It never hurts to try. This is my number one advice to anyone who wants to start out. The only thing that would hurt you by attempting to start a fun project would be if you decided it wasn’t worth it or you weren’t good enough, and didn’t start at all. It’s guaranteed to never happen if you do that.
If you have money, there are actors and writers and artists and directors and sculptors and people with equipment all over the place in every city, looking for work and hiring out their services. If you don’t have money, there are friends, family, and people just starting out in these fields who might be willing to do it for free, or for a chunk of future profits, or for a chance to share creative control.
Please note: Never just EXPECT people to do artwork or writing or acting for free. Tell them straight away you cannot pay them if you actually have no intention of paying them, and do not try to guilt them into doing it for free. Artists, writers, actors, etc. have every right to charge for their work, and you do get what you pay for. That’s why friends and family – and the extended circle of acquaintances therein – are the best bet for this sort of thing.
How do you think I turned Made of Fail into what it is today? Extending it to my friends, and the fans who became friends, and then eventually people were interested in joining up with no other connection other than it looked interesting. I never gave false promises of payment, and always was able to take “No” for an answer when I asked.
You’ll get some “No” answers. Probably a lot of them. You may have to do a lot of it yourself anyway, at least initially. But it’s always worth trying, and you might get more people later on.

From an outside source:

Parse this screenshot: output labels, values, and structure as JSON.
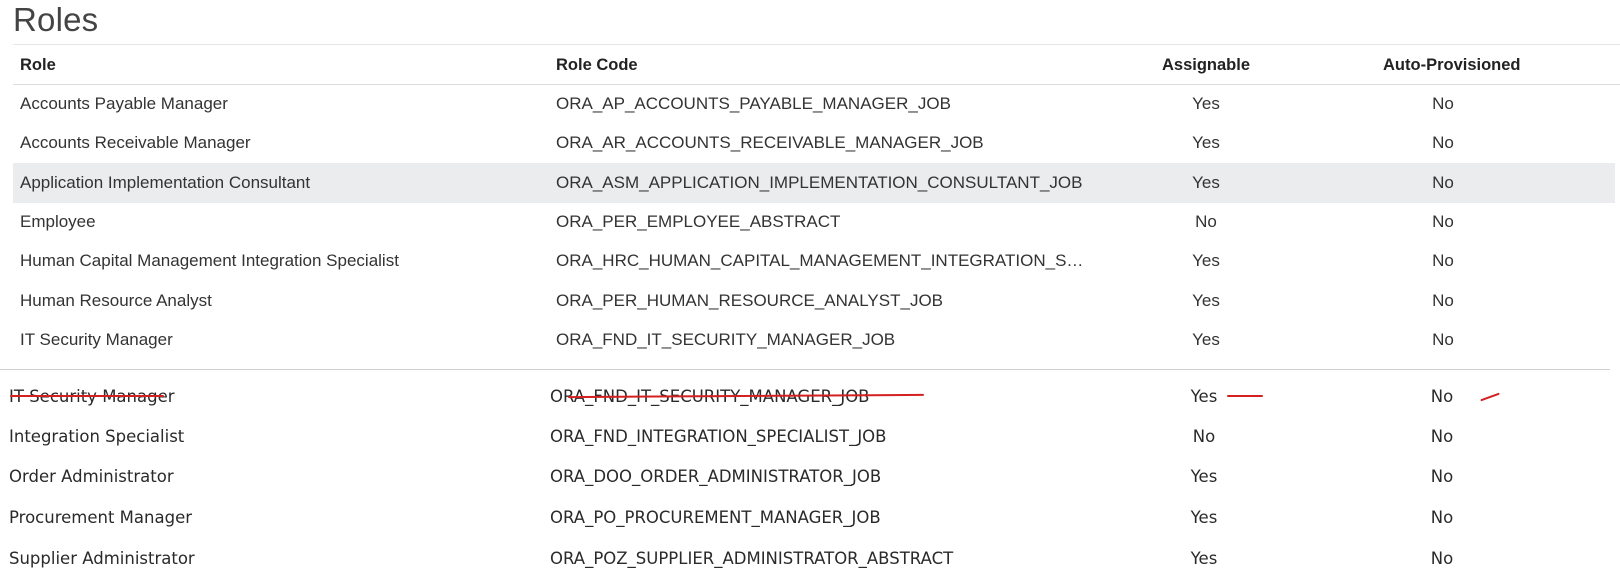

Any other thoughts on this? Let’s see what we can get in the comments.